• **ACTIVITY**:
Word for word, restate all the records; images are not part of the copy.

*** Opening SOURCE MATERIAL ***

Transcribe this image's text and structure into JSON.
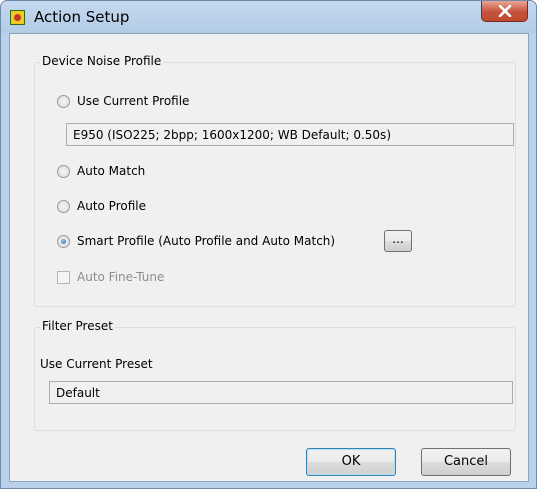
{
  "window": {
    "title": "Action Setup"
  },
  "noise_profile": {
    "legend": "Device Noise Profile",
    "options": [
      {
        "label": "Use Current Profile",
        "checked": false
      },
      {
        "label": "Auto Match",
        "checked": false
      },
      {
        "label": "Auto Profile",
        "checked": false
      },
      {
        "label": "Smart Profile (Auto Profile and Auto Match)",
        "checked": true
      }
    ],
    "current_profile_value": "E950 (ISO225; 2bpp; 1600x1200; WB Default; 0.50s)",
    "smart_profile_browse_label": "...",
    "fine_tune": {
      "label": "Auto Fine-Tune",
      "checked": false,
      "enabled": false
    }
  },
  "filter_preset": {
    "legend": "Filter Preset",
    "label": "Use Current Preset",
    "value": "Default"
  },
  "buttons": {
    "ok": "OK",
    "cancel": "Cancel"
  }
}
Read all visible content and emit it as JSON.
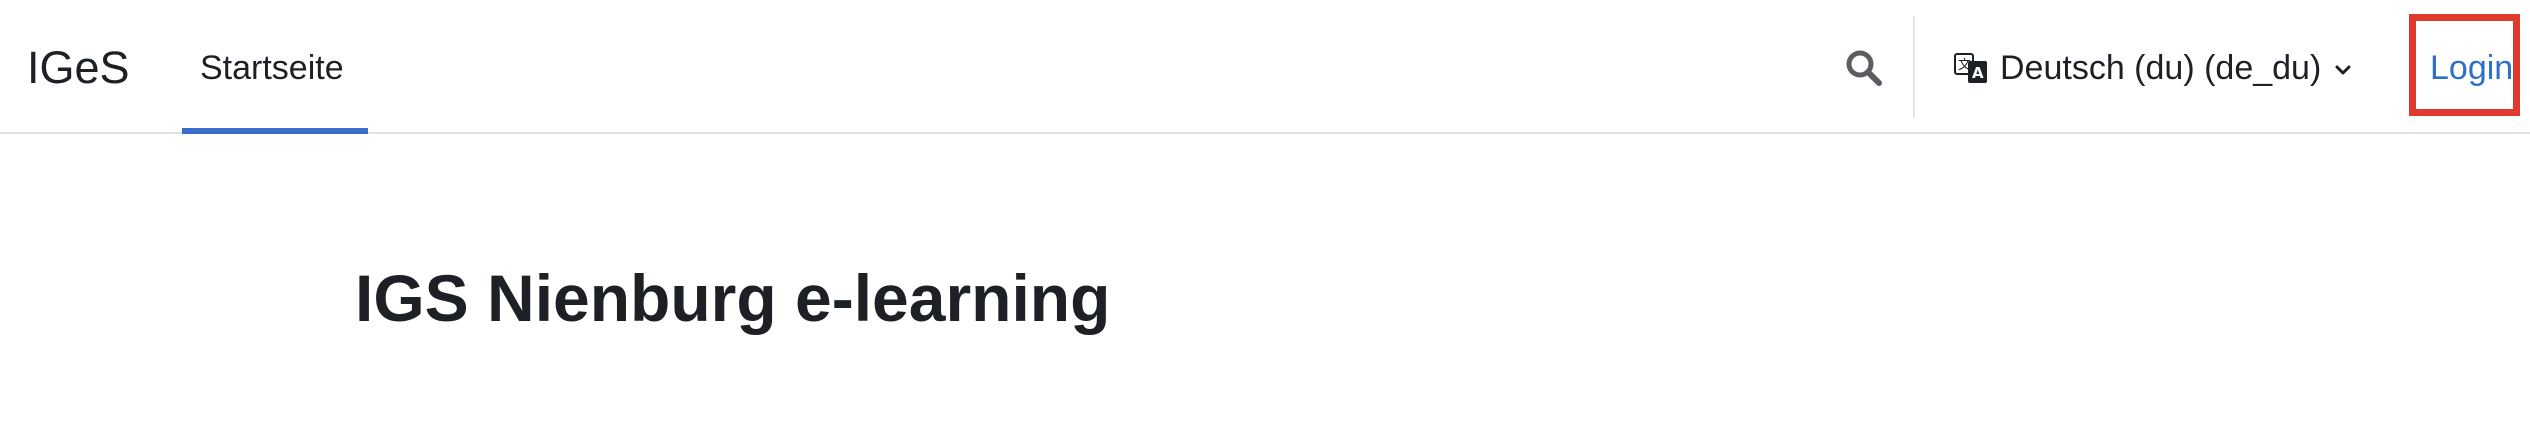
{
  "navbar": {
    "brand": "IGeS",
    "tabs": [
      {
        "label": "Startseite",
        "active": true
      }
    ],
    "search_icon": "search-icon",
    "language": {
      "icon": "language-icon",
      "label": "Deutsch (du) (de_du)",
      "chevron_icon": "chevron-down-icon"
    },
    "login_label": "Login",
    "highlight_color": "#e03a2f",
    "active_tab_color": "#3a6dcb",
    "link_color": "#2f6fc8"
  },
  "main": {
    "title": "IGS Nienburg e-learning"
  }
}
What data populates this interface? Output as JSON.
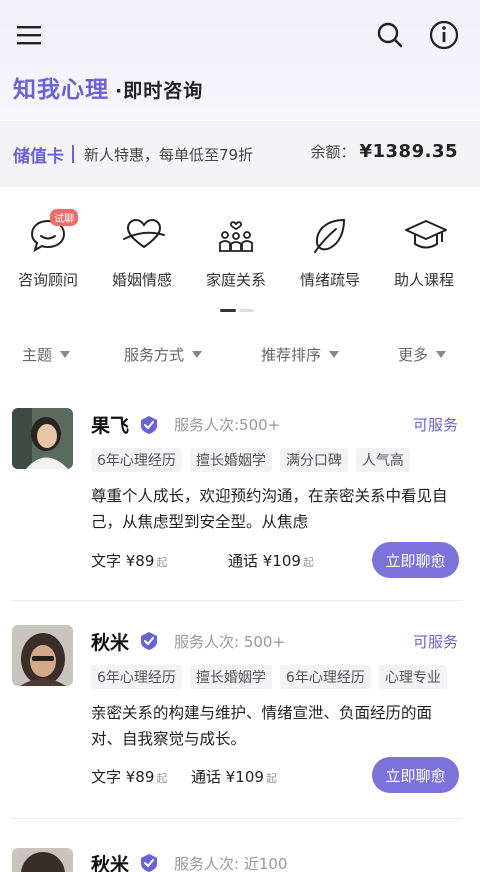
{
  "header": {
    "brand_name": "知我心理",
    "brand_sub": "·即时咨询"
  },
  "stored_card": {
    "title": "储值卡",
    "promo": "新人特惠，每单低至79折",
    "balance_label": "余额：",
    "balance_value": "¥1389.35"
  },
  "categories": [
    {
      "label": "咨询顾问",
      "icon": "chat-bubble-icon",
      "badge": "试聊"
    },
    {
      "label": "婚姻情感",
      "icon": "heart-icon"
    },
    {
      "label": "家庭关系",
      "icon": "family-icon"
    },
    {
      "label": "情绪疏导",
      "icon": "leaf-icon"
    },
    {
      "label": "助人课程",
      "icon": "graduation-cap-icon"
    }
  ],
  "filters": [
    "主题",
    "服务方式",
    "推荐排序",
    "更多"
  ],
  "counselors": [
    {
      "name": "果飞",
      "served": "服务人次:500+",
      "status": "可服务",
      "tags": [
        "6年心理经历",
        "擅长婚姻学",
        "满分口碑",
        "人气高"
      ],
      "bio": "尊重个人成长，欢迎预约沟通，在亲密关系中看见自己，从焦虑型到安全型。从焦虑",
      "text_price": "文字 ¥89",
      "call_price": "通话 ¥109",
      "unit": "起",
      "cta": "立即聊愈"
    },
    {
      "name": "秋米",
      "served": "服务人次: 500+",
      "status": "可服务",
      "tags": [
        "6年心理经历",
        "擅长婚姻学",
        "6年心理经历",
        "心理专业"
      ],
      "bio": "亲密关系的构建与维护、情绪宣泄、负面经历的面对、自我察觉与成长。",
      "text_price": "文字 ¥89",
      "call_price": "通话 ¥109",
      "unit": "起",
      "cta": "立即聊愈"
    },
    {
      "name": "秋米",
      "served": "服务人次: 近100"
    }
  ],
  "colors": {
    "accent": "#6a63d6",
    "button": "#7b73d9",
    "badge": "#f06b6b"
  }
}
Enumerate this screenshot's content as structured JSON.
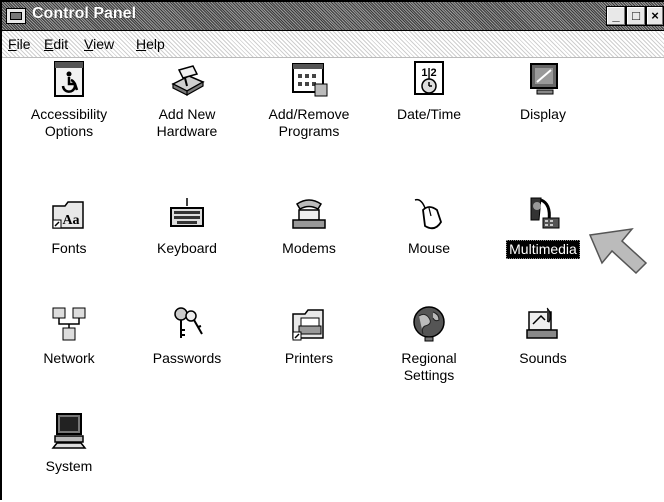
{
  "window": {
    "title": "Control Panel",
    "buttons": {
      "minimize": "_",
      "maximize": "□",
      "close": "×"
    }
  },
  "menu": [
    {
      "label": "File",
      "mnemonic": "F"
    },
    {
      "label": "Edit",
      "mnemonic": "E"
    },
    {
      "label": "View",
      "mnemonic": "V"
    },
    {
      "label": "Help",
      "mnemonic": "H"
    }
  ],
  "items": [
    {
      "label": "Accessibility\nOptions",
      "icon": "accessibility-icon"
    },
    {
      "label": "Add New\nHardware",
      "icon": "add-hardware-icon"
    },
    {
      "label": "Add/Remove\nPrograms",
      "icon": "add-remove-programs-icon"
    },
    {
      "label": "Date/Time",
      "icon": "calendar-clock-icon"
    },
    {
      "label": "Display",
      "icon": "display-icon"
    },
    {
      "label": "Fonts",
      "icon": "fonts-folder-icon"
    },
    {
      "label": "Keyboard",
      "icon": "keyboard-icon"
    },
    {
      "label": "Modems",
      "icon": "modem-phone-icon"
    },
    {
      "label": "Mouse",
      "icon": "mouse-icon"
    },
    {
      "label": "Multimedia",
      "icon": "multimedia-icon",
      "selected": true
    },
    {
      "label": "Network",
      "icon": "network-icon"
    },
    {
      "label": "Passwords",
      "icon": "keys-icon"
    },
    {
      "label": "Printers",
      "icon": "printers-folder-icon"
    },
    {
      "label": "Regional\nSettings",
      "icon": "globe-icon"
    },
    {
      "label": "Sounds",
      "icon": "sounds-icon"
    },
    {
      "label": "System",
      "icon": "computer-icon"
    }
  ],
  "cursor": {
    "icon": "arrow-cursor-icon"
  }
}
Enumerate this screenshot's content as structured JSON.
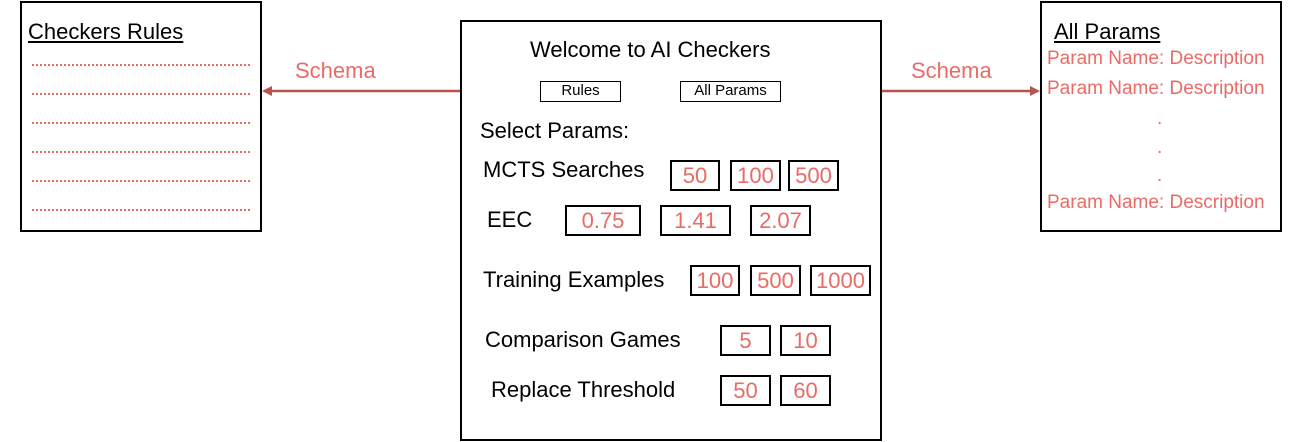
{
  "rules_panel": {
    "title": "Checkers Rules",
    "line_count": 6
  },
  "params_panel": {
    "title": "All Params",
    "items": [
      "Param Name: Description",
      "Param Name: Description",
      ".",
      ".",
      ".",
      "Param Name: Description"
    ]
  },
  "main": {
    "title": "Welcome to AI Checkers",
    "rules_button": "Rules",
    "all_params_button": "All Params",
    "select_label": "Select Params:",
    "params": [
      {
        "label": "MCTS Searches",
        "options": [
          "50",
          "100",
          "500"
        ]
      },
      {
        "label": "EEC",
        "options": [
          "0.75",
          "1.41",
          "2.07"
        ]
      },
      {
        "label": "Training Examples",
        "options": [
          "100",
          "500",
          "1000"
        ]
      },
      {
        "label": "Comparison Games",
        "options": [
          "5",
          "10"
        ]
      },
      {
        "label": "Replace Threshold",
        "options": [
          "50",
          "60"
        ]
      }
    ]
  },
  "arrows": {
    "left_label": "Schema",
    "right_label": "Schema"
  },
  "colors": {
    "accent": "#ea6b66",
    "arrow": "#b85450",
    "border": "#000000"
  }
}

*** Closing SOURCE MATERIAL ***

• **EXERCISE RESPONSE**:
Transcribe this image's text and structure into JSON.
{
  "window": {
    "title": "Action Setup"
  },
  "noise_profile": {
    "legend": "Device Noise Profile",
    "options": [
      {
        "label": "Use Current Profile",
        "checked": false
      },
      {
        "label": "Auto Match",
        "checked": false
      },
      {
        "label": "Auto Profile",
        "checked": false
      },
      {
        "label": "Smart Profile (Auto Profile and Auto Match)",
        "checked": true
      }
    ],
    "current_profile_value": "E950 (ISO225; 2bpp; 1600x1200; WB Default; 0.50s)",
    "smart_profile_browse_label": "...",
    "fine_tune": {
      "label": "Auto Fine-Tune",
      "checked": false,
      "enabled": false
    }
  },
  "filter_preset": {
    "legend": "Filter Preset",
    "label": "Use Current Preset",
    "value": "Default"
  },
  "buttons": {
    "ok": "OK",
    "cancel": "Cancel"
  }
}
Read all visible content and emit it as JSON.
{
  "navbar": {
    "brand": "IGeS",
    "tabs": [
      {
        "label": "Startseite",
        "active": true
      }
    ],
    "search_icon": "search-icon",
    "language": {
      "icon": "language-icon",
      "label": "Deutsch (du) (de_du)",
      "chevron_icon": "chevron-down-icon"
    },
    "login_label": "Login",
    "highlight_color": "#e03a2f",
    "active_tab_color": "#3a6dcb",
    "link_color": "#2f6fc8"
  },
  "main": {
    "title": "IGS Nienburg e-learning"
  }
}
What data populates this interface? Output as JSON.
{
  "header": {
    "brand_name": "知我心理",
    "brand_sub": "·即时咨询"
  },
  "stored_card": {
    "title": "储值卡",
    "promo": "新人特惠，每单低至79折",
    "balance_label": "余额：",
    "balance_value": "¥1389.35"
  },
  "categories": [
    {
      "label": "咨询顾问",
      "icon": "chat-bubble-icon",
      "badge": "试聊"
    },
    {
      "label": "婚姻情感",
      "icon": "heart-icon"
    },
    {
      "label": "家庭关系",
      "icon": "family-icon"
    },
    {
      "label": "情绪疏导",
      "icon": "leaf-icon"
    },
    {
      "label": "助人课程",
      "icon": "graduation-cap-icon"
    }
  ],
  "filters": [
    "主题",
    "服务方式",
    "推荐排序",
    "更多"
  ],
  "counselors": [
    {
      "name": "果飞",
      "served": "服务人次:500+",
      "status": "可服务",
      "tags": [
        "6年心理经历",
        "擅长婚姻学",
        "满分口碑",
        "人气高"
      ],
      "bio": "尊重个人成长，欢迎预约沟通，在亲密关系中看见自己，从焦虑型到安全型。从焦虑",
      "text_price": "文字 ¥89",
      "call_price": "通话 ¥109",
      "unit": "起",
      "cta": "立即聊愈"
    },
    {
      "name": "秋米",
      "served": "服务人次: 500+",
      "status": "可服务",
      "tags": [
        "6年心理经历",
        "擅长婚姻学",
        "6年心理经历",
        "心理专业"
      ],
      "bio": "亲密关系的构建与维护、情绪宣泄、负面经历的面对、自我察觉与成长。",
      "text_price": "文字 ¥89",
      "call_price": "通话 ¥109",
      "unit": "起",
      "cta": "立即聊愈"
    },
    {
      "name": "秋米",
      "served": "服务人次: 近100"
    }
  ],
  "colors": {
    "accent": "#6a63d6",
    "button": "#7b73d9",
    "badge": "#f06b6b"
  }
}
Enumerate this screenshot's content as structured JSON.
{
  "window": {
    "title": "Control Panel",
    "buttons": {
      "minimize": "_",
      "maximize": "□",
      "close": "×"
    }
  },
  "menu": [
    {
      "label": "File",
      "mnemonic": "F"
    },
    {
      "label": "Edit",
      "mnemonic": "E"
    },
    {
      "label": "View",
      "mnemonic": "V"
    },
    {
      "label": "Help",
      "mnemonic": "H"
    }
  ],
  "items": [
    {
      "label": "Accessibility\nOptions",
      "icon": "accessibility-icon"
    },
    {
      "label": "Add New\nHardware",
      "icon": "add-hardware-icon"
    },
    {
      "label": "Add/Remove\nPrograms",
      "icon": "add-remove-programs-icon"
    },
    {
      "label": "Date/Time",
      "icon": "calendar-clock-icon"
    },
    {
      "label": "Display",
      "icon": "display-icon"
    },
    {
      "label": "Fonts",
      "icon": "fonts-folder-icon"
    },
    {
      "label": "Keyboard",
      "icon": "keyboard-icon"
    },
    {
      "label": "Modems",
      "icon": "modem-phone-icon"
    },
    {
      "label": "Mouse",
      "icon": "mouse-icon"
    },
    {
      "label": "Multimedia",
      "icon": "multimedia-icon",
      "selected": true
    },
    {
      "label": "Network",
      "icon": "network-icon"
    },
    {
      "label": "Passwords",
      "icon": "keys-icon"
    },
    {
      "label": "Printers",
      "icon": "printers-folder-icon"
    },
    {
      "label": "Regional\nSettings",
      "icon": "globe-icon"
    },
    {
      "label": "Sounds",
      "icon": "sounds-icon"
    },
    {
      "label": "System",
      "icon": "computer-icon"
    }
  ],
  "cursor": {
    "icon": "arrow-cursor-icon"
  }
}
Enumerate this screenshot's content as structured JSON.
{
  "rules_panel": {
    "title": "Checkers Rules",
    "line_count": 6
  },
  "params_panel": {
    "title": "All Params",
    "items": [
      "Param Name: Description",
      "Param Name: Description",
      ".",
      ".",
      ".",
      "Param Name: Description"
    ]
  },
  "main": {
    "title": "Welcome to AI Checkers",
    "rules_button": "Rules",
    "all_params_button": "All Params",
    "select_label": "Select Params:",
    "params": [
      {
        "label": "MCTS Searches",
        "options": [
          "50",
          "100",
          "500"
        ]
      },
      {
        "label": "EEC",
        "options": [
          "0.75",
          "1.41",
          "2.07"
        ]
      },
      {
        "label": "Training Examples",
        "options": [
          "100",
          "500",
          "1000"
        ]
      },
      {
        "label": "Comparison Games",
        "options": [
          "5",
          "10"
        ]
      },
      {
        "label": "Replace Threshold",
        "options": [
          "50",
          "60"
        ]
      }
    ]
  },
  "arrows": {
    "left_label": "Schema",
    "right_label": "Schema"
  },
  "colors": {
    "accent": "#ea6b66",
    "arrow": "#b85450",
    "border": "#000000"
  }
}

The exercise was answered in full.